Quack, quack, whoops!
A red-faced village cricket team have blamed a "dodgy wicket" after 10 of their batsmen were out for a duck and the last man was left stranded on nought.
Goldsborough 2nds went into bat against table-topping Dishforth in North Yorkshire's Nidderdale Amateur League knowing they would be in for a tough game.
But they expected at least one of their batsmen to trouble the scorers.
Goldsborough did escape the ignominy of finishing their innings on zero, thanks to five extras from the generous Dishforth bowlers, who removed their opponents inside 12 overs.
They were also spared the title of English cricket's worst-ever side, thanks to Midlands team Shepstone, who were all out for four extras in 1931.
Goldsborough chairman Henry Webster did his best to defend his players, saying: "It was a very, very dodgy wicket.
"When Dishforth came in to bat, they only needed six but they were 0 for two at one point - and we dropped two catches as well. It could have been nought for four."
What he failed to mention was that Dishforth put their worst batsmen in first to try to give their beleaguered rivals a sporting chance - taking seven balls to wrap up an eight-wicket win.
Goldsborough captain Peter Horseman was a little more realistic, admitting: "It was surreal and embarrassing.
It's not something we're proud of but we have to look on the funny side of it
Goldsborough chairman Henry Webster
"We almost got a run but the batsman turned it down because he'd just been hit on the foot the ball before."
Horseman's opposite number, Steve Wilson said: "If I hadn't seen it I wouldn't have thought it was possible."
Gavin Hardisty was the pick of the Dishforth bowlers, finishing with figures of 7-0, while Gary Lawson was the game's top scorer with five.
Chairman Webster refused to be disheartened by the performance, adding: "This team were 210-2 a few weeks ago. They can bat. One of the players hit 109 not out. They really are not that bad.
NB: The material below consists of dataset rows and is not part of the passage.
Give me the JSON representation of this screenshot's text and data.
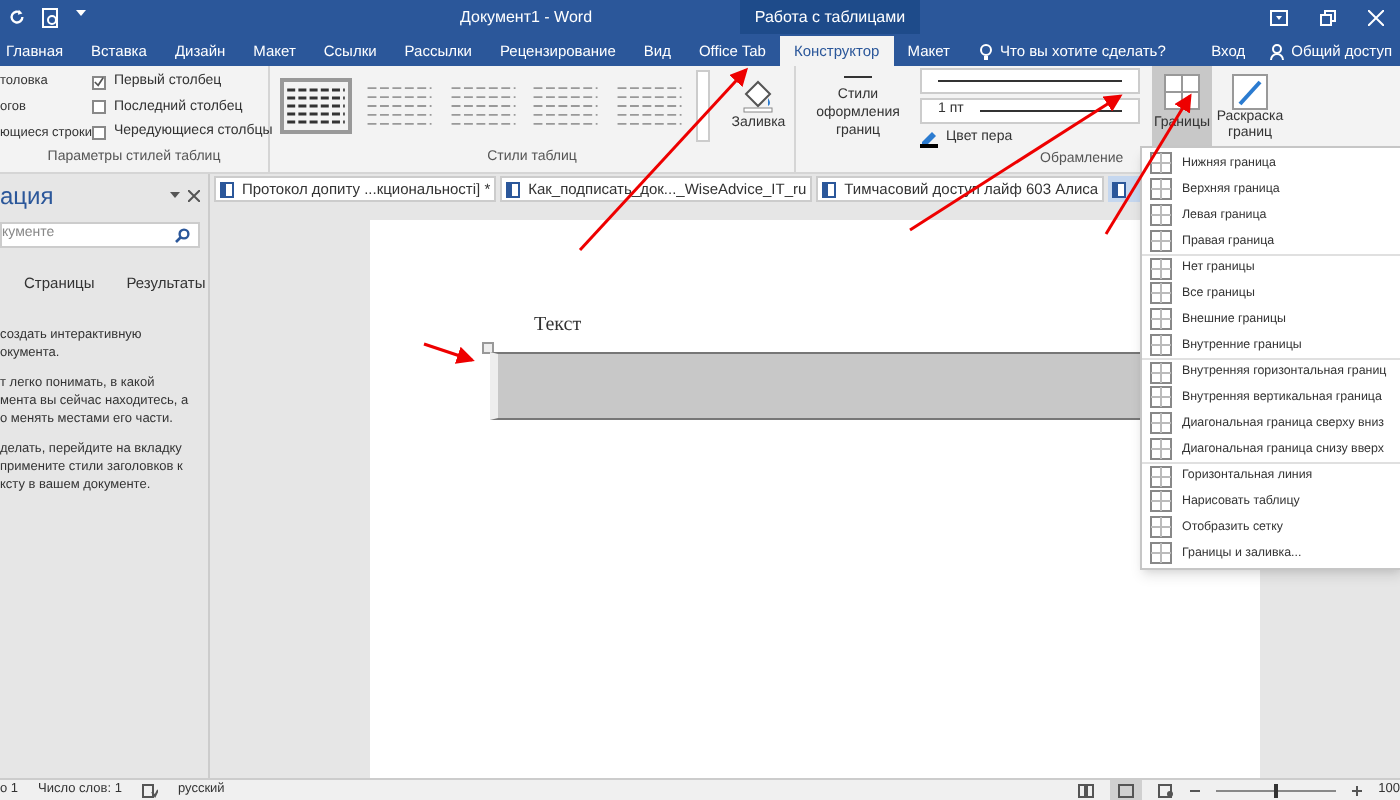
{
  "window": {
    "title": "Документ1 - Word",
    "context_title": "Работа с таблицами"
  },
  "tabs": [
    {
      "label": "Главная",
      "selected": false
    },
    {
      "label": "Вставка",
      "selected": false
    },
    {
      "label": "Дизайн",
      "selected": false
    },
    {
      "label": "Макет",
      "selected": false
    },
    {
      "label": "Ссылки",
      "selected": false
    },
    {
      "label": "Рассылки",
      "selected": false
    },
    {
      "label": "Рецензирование",
      "selected": false
    },
    {
      "label": "Вид",
      "selected": false
    },
    {
      "label": "Office Tab",
      "selected": false
    },
    {
      "label": "Конструктор",
      "selected": true
    },
    {
      "label": "Макет",
      "selected": false
    }
  ],
  "tell_me": "Что вы хотите сделать?",
  "sign_in": "Вход",
  "share": "Общий доступ",
  "style_options": {
    "label": "Параметры стилей таблиц",
    "left": [
      "толовка",
      "огов",
      "ющиеся строки"
    ],
    "right": [
      {
        "label": "Первый столбец",
        "checked": true
      },
      {
        "label": "Последний столбец",
        "checked": false
      },
      {
        "label": "Чередующиеся столбцы",
        "checked": false
      }
    ]
  },
  "table_styles": {
    "label": "Стили таблиц"
  },
  "shading": "Заливка",
  "border_styles": "Стили оформления границ",
  "pen_weight": "1 пт",
  "pen_color": "Цвет пера",
  "borders": "Границы",
  "border_painter": "Раскраска границ",
  "borders_group": "Обрамление",
  "nav_pane": {
    "title": "ация",
    "search_placeholder": "кументе",
    "tabs": [
      "Страницы",
      "Результаты"
    ],
    "paragraphs": [
      "создать интерактивную\nокумента.",
      "т легко понимать, в какой\nмента вы сейчас находитесь, а\nо менять местами его части.",
      "делать, перейдите на вкладку\nпримените стили заголовков к\nксту в вашем документе."
    ]
  },
  "doc_tabs": [
    "Протокол допиту ...кционaльності] *",
    "Как_подписать_док..._WiseAdvice_IT_ru",
    "Тимчасовий доступ лайф 603 Алиса"
  ],
  "document": {
    "text": "Текст"
  },
  "borders_menu": [
    "Нижняя граница",
    "Верхняя граница",
    "Левая граница",
    "Правая граница",
    "Нет границы",
    "Все границы",
    "Внешние границы",
    "Внутренние границы",
    "Внутренняя горизонтальная границ",
    "Внутренняя вертикальная граница",
    "Диагональная граница сверху вниз",
    "Диагональная граница снизу вверх",
    "Горизонтальная линия",
    "Нарисовать таблицу",
    "Отобразить сетку",
    "Границы и заливка..."
  ],
  "status_bar": {
    "page": "о 1",
    "words": "Число слов: 1",
    "language": "русский",
    "zoom": "100",
    "zoom_slider": {
      "level": 0.5
    }
  }
}
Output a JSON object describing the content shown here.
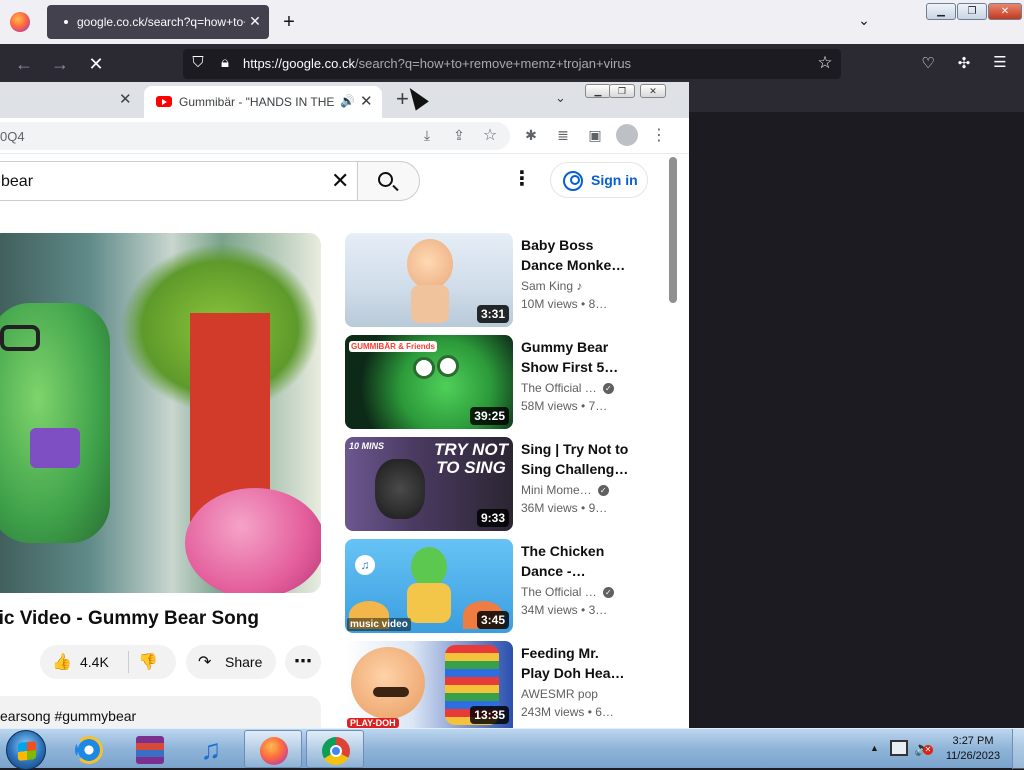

"It's not something we're proud of but we have to look on the funny side of it."
And England thought they had problems.